German Rally magazine ‘Rallye Magazin’ is reporting this morning that Audi’s withdrawal from WEC could spark interest from the German manufacturer for a bigger factory team in WRX – but with the condition that the sport makes a move soon to include electric machinery.
Audi’s departure from long distance racing and further factory commitment to Formula E highlights their interest in electric, and their chairman Rupert Stadler has spoke of their natural progression into electric motorsport, with the need to develop electric road cars that are supported by their electrical innovation in driving championships.
“If our production cars become more and more electric, the need to spearhead a technological advance in Audi motorsport is a requirement for us,” said Audi chairman Rupert Stadler.
Audi provided limited backing to the new World Rallycross champion Mattias Ekström during his 2016 title campaign, but the growing sport and its new global exposure alongside Ekström’s domination has pushed RX back up their agenda. And the sport’s apparent open-ness and interest in electrification will provide Ekström with much confidence for more backing from Audi in the coming seasons. Their commitment could perhaps even spark interest for a larger Audi factory team in the not so distant future.
There has been widespread understanding that both the FIA and the WRX championship organisers remain interested in introducing at least one electric class soon. Rival German manufacturer VW have also expressed their interest in introducing in pushing forward a move to promote all-electric Supercars to compete in both the World Rallycross Championship and the Global Rallycross championship series. The car maker backed the idea to be introduced into the RX discipline because of the short, frenetic racing and because its growing exposure provides the perfect arena to demonstrate advances in electric powertrain technology.
Speaking to Autocar back in March, the firm’s head of technology, Franck Welsch, revealed that he was keen to see race organisers adopt an all-electric format, either alongside the top category or in place of it:
“I can certainly imagine a championship done with all-electric cars,” he said. “The races are around six minutes long, which allows for short, intense bursts of competition and then charging.”
“Today these cars are super-powerful, have torque from hell and use all-wheel drive.

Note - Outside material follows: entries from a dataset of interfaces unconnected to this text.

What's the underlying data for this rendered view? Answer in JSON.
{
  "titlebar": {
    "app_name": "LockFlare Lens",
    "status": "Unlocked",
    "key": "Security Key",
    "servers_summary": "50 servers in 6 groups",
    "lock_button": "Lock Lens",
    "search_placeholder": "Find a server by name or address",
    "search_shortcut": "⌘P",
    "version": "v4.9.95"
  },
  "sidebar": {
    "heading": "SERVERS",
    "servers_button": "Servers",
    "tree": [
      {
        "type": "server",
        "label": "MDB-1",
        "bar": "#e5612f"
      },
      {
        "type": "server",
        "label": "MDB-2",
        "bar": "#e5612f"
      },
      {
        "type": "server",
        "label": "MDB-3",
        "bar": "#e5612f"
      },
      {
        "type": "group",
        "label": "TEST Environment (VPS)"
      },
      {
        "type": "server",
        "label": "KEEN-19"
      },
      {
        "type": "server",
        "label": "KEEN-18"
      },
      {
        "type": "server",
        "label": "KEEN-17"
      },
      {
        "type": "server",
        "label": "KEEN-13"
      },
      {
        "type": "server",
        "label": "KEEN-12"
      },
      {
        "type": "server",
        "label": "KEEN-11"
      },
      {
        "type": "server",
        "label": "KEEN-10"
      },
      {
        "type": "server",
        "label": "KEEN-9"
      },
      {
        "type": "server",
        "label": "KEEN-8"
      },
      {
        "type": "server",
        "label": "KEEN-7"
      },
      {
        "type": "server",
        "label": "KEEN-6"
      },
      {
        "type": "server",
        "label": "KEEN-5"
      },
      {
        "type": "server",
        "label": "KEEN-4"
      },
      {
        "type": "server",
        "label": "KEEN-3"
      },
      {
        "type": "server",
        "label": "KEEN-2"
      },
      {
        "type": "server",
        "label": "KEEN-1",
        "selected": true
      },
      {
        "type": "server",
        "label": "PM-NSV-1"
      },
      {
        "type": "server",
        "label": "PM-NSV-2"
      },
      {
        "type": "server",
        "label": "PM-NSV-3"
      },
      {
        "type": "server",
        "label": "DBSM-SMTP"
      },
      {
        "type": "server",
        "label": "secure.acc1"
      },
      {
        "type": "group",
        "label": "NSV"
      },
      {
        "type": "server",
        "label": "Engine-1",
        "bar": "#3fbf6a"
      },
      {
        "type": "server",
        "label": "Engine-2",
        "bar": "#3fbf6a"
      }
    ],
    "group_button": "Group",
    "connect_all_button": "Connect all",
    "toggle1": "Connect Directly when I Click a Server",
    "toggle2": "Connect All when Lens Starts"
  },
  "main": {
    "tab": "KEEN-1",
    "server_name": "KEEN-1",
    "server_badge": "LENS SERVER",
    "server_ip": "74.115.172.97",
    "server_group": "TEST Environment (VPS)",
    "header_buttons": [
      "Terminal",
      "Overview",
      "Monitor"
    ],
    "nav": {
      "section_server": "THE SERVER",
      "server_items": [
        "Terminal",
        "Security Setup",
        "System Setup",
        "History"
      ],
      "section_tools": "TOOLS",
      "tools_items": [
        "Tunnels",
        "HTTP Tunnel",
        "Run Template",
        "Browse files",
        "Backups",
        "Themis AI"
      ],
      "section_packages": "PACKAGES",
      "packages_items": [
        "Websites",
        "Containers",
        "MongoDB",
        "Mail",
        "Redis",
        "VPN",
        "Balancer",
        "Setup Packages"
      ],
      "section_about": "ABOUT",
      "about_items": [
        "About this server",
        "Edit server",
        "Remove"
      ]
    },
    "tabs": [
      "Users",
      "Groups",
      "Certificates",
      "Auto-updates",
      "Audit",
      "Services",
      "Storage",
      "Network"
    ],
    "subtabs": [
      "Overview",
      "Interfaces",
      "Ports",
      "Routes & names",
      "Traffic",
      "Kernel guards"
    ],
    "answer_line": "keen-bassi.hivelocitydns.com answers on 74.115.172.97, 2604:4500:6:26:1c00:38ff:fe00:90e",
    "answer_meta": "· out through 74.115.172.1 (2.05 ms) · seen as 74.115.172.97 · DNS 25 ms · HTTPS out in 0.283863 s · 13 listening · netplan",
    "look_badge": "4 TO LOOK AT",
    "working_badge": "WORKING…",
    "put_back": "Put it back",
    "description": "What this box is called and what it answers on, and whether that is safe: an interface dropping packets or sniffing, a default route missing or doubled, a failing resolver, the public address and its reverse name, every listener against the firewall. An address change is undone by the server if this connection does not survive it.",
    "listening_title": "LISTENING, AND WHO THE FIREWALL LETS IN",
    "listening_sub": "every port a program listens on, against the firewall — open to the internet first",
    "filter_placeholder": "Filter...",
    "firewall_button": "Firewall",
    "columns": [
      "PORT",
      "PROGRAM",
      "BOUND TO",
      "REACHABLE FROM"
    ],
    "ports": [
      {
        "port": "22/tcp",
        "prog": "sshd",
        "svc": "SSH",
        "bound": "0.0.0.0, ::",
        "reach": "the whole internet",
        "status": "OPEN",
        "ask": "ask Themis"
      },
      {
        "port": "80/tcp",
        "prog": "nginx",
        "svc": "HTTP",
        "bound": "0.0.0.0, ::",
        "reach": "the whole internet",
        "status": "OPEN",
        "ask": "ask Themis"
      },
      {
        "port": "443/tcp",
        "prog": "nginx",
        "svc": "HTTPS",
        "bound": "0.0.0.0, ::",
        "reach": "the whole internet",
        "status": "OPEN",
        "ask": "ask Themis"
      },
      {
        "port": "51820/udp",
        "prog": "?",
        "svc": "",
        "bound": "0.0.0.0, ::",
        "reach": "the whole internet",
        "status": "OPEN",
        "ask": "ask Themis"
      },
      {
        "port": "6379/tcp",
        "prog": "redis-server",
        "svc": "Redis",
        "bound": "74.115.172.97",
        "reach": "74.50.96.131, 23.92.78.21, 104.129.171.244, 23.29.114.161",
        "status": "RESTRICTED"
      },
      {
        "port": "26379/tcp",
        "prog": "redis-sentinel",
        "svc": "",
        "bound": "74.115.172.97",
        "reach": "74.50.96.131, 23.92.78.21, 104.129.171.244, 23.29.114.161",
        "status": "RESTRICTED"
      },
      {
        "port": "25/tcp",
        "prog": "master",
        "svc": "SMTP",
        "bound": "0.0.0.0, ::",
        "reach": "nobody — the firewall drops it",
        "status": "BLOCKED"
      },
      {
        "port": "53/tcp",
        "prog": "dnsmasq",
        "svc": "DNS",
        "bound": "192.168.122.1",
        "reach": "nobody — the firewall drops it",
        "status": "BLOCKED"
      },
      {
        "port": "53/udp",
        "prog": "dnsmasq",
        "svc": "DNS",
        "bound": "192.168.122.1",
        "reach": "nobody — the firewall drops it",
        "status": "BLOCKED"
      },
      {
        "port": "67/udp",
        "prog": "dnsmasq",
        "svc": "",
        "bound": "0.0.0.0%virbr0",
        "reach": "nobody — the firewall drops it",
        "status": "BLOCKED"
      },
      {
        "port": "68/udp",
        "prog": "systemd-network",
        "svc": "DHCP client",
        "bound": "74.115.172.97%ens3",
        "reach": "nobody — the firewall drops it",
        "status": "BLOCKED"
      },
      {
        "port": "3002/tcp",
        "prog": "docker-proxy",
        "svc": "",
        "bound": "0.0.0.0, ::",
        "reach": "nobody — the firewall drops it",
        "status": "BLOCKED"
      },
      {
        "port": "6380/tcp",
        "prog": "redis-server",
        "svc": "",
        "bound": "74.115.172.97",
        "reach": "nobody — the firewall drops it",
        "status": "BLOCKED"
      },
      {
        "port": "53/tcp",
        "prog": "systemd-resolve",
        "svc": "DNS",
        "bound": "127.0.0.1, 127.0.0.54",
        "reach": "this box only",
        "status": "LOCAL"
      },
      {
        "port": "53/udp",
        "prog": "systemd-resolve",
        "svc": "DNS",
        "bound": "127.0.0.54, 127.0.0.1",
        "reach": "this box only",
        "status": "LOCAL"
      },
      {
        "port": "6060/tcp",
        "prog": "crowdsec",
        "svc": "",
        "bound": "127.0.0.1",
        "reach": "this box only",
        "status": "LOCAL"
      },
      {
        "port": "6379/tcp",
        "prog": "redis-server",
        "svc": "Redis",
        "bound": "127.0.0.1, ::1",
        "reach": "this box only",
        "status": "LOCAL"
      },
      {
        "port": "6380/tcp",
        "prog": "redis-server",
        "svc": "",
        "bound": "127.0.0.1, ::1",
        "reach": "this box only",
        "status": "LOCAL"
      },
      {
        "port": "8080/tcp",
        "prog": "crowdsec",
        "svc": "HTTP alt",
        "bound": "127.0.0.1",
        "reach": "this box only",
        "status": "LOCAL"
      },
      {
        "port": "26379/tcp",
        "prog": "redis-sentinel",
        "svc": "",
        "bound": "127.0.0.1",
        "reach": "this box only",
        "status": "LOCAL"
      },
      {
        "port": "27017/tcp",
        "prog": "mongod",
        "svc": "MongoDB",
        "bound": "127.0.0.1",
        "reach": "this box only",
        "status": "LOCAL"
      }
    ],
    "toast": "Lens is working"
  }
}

Electric drivetrains could deliver that.”
“If the championship moved that way it would be perfect for us. We are already in discussions with organisers to that effect.”
Despite murmurs of discontent throughout the motorsport community, electric is definitely the future of motorsports. With many countries committing to tough emissions targets – something has to give. Electric power is set to be a regular feature, whether we like it or not.